The credits of the film feature headlines and messages speaking to the horrifying realities of the patriarchy’s grip on India, referencing infanticide and selective abortion. D’Sami adds this to give real-world context to the weight of the film but none of this reality comes across just a presentation of a missed opportunity. Nandhini contemplates an abortion with the film staying ambiguous to what her final choice is concerning her future but the direction of the script fails to capture this ominous burden and consequences.
Kaalan Nandhini suffers from a lack of subtlety in its presentation and portrayal as the examination of this chauvinistic reality feels heavy in exposition. While P Nithya’s central performance delivers that much-needed sense of sympathy and helplessness much of the film feels stilted in how it presents conflicts between characters and information to fuel the debate about its themes. Data and figures shoehorned into dialogue or fights between Nithya and her husband lacking a personal depth to make this content cut deep. The score from G. Yuvan Karthik is overbearing and out of place, robbing scenes of their emotional intimacy. Though despite these faults there is clear respect from D’Sami on wanting to educate his audience about these realities, not demonising the struggles or desperation of Nithya but making it a reflection of the society. The film, however, doesn’t go far enough in making memorable or effective even with high points from P Nithya or Joe Allen’s cinematography.

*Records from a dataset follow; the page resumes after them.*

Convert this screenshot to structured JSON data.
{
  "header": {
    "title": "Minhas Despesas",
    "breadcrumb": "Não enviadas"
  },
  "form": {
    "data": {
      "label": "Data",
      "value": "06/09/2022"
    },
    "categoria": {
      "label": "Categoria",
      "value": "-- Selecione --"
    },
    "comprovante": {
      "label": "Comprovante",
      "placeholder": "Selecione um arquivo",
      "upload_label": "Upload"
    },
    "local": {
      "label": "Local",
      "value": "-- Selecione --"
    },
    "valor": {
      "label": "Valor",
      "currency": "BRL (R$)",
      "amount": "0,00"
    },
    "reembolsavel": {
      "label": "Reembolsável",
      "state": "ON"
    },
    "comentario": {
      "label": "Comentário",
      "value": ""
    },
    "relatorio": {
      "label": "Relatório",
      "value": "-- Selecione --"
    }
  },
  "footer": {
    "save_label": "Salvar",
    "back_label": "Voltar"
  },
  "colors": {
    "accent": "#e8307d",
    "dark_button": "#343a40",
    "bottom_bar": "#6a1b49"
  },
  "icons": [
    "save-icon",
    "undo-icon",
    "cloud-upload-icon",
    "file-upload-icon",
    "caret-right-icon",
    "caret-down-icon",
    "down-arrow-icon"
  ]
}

Kaalan Nandhini ends strong displaying the potential and power to the film’s premise as that inescapable truth becomes so tragically clear in the most mundane of actions. D’Sami’s direction though makes the journey to that moment so muddled that it’s annoying the whole film didn’t take similar creative choices. To the uninformed audience on this issue, the film won’t do much to enlighten you on the specifics only offer a mere glimpse into such an unfortunate yet seemingly commonplace state of mind.